An article in The Regional Economist examined how faster real gross domestic product (GDP) growth during recoveries tends to be associated with growth of jobs in “low-paying” industries.
Business Economist and Research Officer Kevin Kliesen and Senior Research Associate Lowell Ricketts noted that a common refrain among many economic pundits and analysts is that the bulk of the job gains during the current recovery have been in low-wage jobs, a term that is rarely defined. Kliesen and Ricketts explicitly defined low-wage jobs in order to assess the validity of this claim.

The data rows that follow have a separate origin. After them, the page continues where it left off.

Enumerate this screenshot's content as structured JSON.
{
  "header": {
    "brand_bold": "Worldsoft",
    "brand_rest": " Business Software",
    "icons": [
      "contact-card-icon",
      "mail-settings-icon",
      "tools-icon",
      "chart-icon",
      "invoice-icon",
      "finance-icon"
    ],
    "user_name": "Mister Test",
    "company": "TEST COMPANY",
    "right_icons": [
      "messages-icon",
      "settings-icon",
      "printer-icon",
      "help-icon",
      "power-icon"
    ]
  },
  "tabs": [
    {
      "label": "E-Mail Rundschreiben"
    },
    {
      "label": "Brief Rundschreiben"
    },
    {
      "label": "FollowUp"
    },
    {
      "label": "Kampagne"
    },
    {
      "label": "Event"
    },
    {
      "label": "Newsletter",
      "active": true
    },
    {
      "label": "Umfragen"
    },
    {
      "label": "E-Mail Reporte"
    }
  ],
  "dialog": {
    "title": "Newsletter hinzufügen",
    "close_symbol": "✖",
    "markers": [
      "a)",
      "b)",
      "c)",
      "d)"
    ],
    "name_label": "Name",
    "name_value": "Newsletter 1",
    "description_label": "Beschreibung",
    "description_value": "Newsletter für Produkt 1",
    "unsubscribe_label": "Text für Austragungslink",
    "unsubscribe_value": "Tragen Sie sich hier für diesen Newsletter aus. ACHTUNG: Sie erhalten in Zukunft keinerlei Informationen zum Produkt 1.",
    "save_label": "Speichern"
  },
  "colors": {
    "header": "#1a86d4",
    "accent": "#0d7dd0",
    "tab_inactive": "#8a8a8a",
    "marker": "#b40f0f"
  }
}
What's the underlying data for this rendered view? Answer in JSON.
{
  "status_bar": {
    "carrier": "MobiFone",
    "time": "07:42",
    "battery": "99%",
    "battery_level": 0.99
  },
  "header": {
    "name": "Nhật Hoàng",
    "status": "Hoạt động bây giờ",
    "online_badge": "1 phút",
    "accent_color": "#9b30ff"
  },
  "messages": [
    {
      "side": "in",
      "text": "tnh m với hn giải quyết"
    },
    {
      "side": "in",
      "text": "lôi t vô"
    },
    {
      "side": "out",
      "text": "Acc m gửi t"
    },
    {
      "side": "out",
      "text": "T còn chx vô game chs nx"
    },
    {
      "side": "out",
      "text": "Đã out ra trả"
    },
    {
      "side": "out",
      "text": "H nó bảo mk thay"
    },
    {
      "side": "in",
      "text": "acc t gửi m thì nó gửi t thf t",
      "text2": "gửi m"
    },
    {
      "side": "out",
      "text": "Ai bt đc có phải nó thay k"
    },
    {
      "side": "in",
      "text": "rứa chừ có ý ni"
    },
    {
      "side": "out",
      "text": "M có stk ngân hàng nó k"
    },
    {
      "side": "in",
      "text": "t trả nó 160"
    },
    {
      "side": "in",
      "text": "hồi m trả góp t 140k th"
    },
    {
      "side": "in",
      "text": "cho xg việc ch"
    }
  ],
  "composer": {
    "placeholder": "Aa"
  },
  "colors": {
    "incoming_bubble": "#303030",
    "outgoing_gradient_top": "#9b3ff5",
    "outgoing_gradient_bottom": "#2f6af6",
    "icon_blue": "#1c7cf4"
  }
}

They first pointed out that the total number of jobs in low-paying industries exceeds the number of jobs in high-paying industries by nearly 70 percent. Thus, an equal percentage increase in jobs in both industries would generate much larger job gains in low-paying industries than in high-paying industries.
Kliesen and Ricketts defined low-paying industries and high-paying industries via the 2007 median real wage of all private-sector industries, which was $19.45 per hour. They referred to industries with average real wages above the industry median as “high-paying industries” and industries with average real wages below the industry median as “low-paying industries.”
The authors compared the jobs losses and job gains for comparable periods in the four most recent recoveries. These are the periods following the 1981-82, 1990-91 and 2001 recessions, as well as the most recent recession. At the time of the article’s publication, the data available in the current recovery was 66 months in length. Therefore, they looked at job gains over the first 66 months of these previous three recoveries.
The authors found that in the 1981-82 recession, the high-paying industries lost 9.2 percent of their jobs and the low-paying industries lost 0.1 percent. In the recovery following this deep recession, job growth in the high-paying industries was 13.1 percent. However, it was much stronger, 23.9 percent, in the low-paying industries. A similar pattern occurred in the 1990-91 recession and recovery: Low-paying industries experienced extremely modest job losses during the recession (-0.4 percent compared with -3.3 percent for high-paying industries), but much stronger job gains during the recovery (14.4 percent compared with 6.6 percent for high-paying industries).
The pattern changed with the 2001 recession and recovery. Low-paying industries lost 1.4 percent of their jobs, while high-paying industries lost 2.3 percent of their jobs. During the recovery, job growth was 4.2 percent in low-paying industries and 7.3 percent in high-paying industries. In the latest recession, the low-paying industries lost 4.6 percent of their jobs, much more than in the three previous recessions. Moreover, just as in the 2001 recession, the percentage growth in jobs in high-paying industries during the current recovery has exceeded the percentage change in job growth in the low-paying industries.
Kliesen and Ricketts concluded, “Thus, in contrast with the economic recoveries in the 1980s and 1990s, job growth in the past two recoveries has been characterized by faster job growth in high-paying industries and slower job growth in low-paying industries. Although more research will be needed to ascertain why this development has persisted for the past 14 years, one key difference is that real GDP growth during the 1980s and 1990s expansions was much stronger than the latter two episodes.”
Get notified when new content is available on our On the Economy blog.
The St. Louis Fed On the Economy blog features relevant commentary, analysis, research and data from our economists and other St. Louis Fed experts.
Views expressed are not necessarily those of the Federal Reserve Bank of St. Louis or of the Federal Reserve System.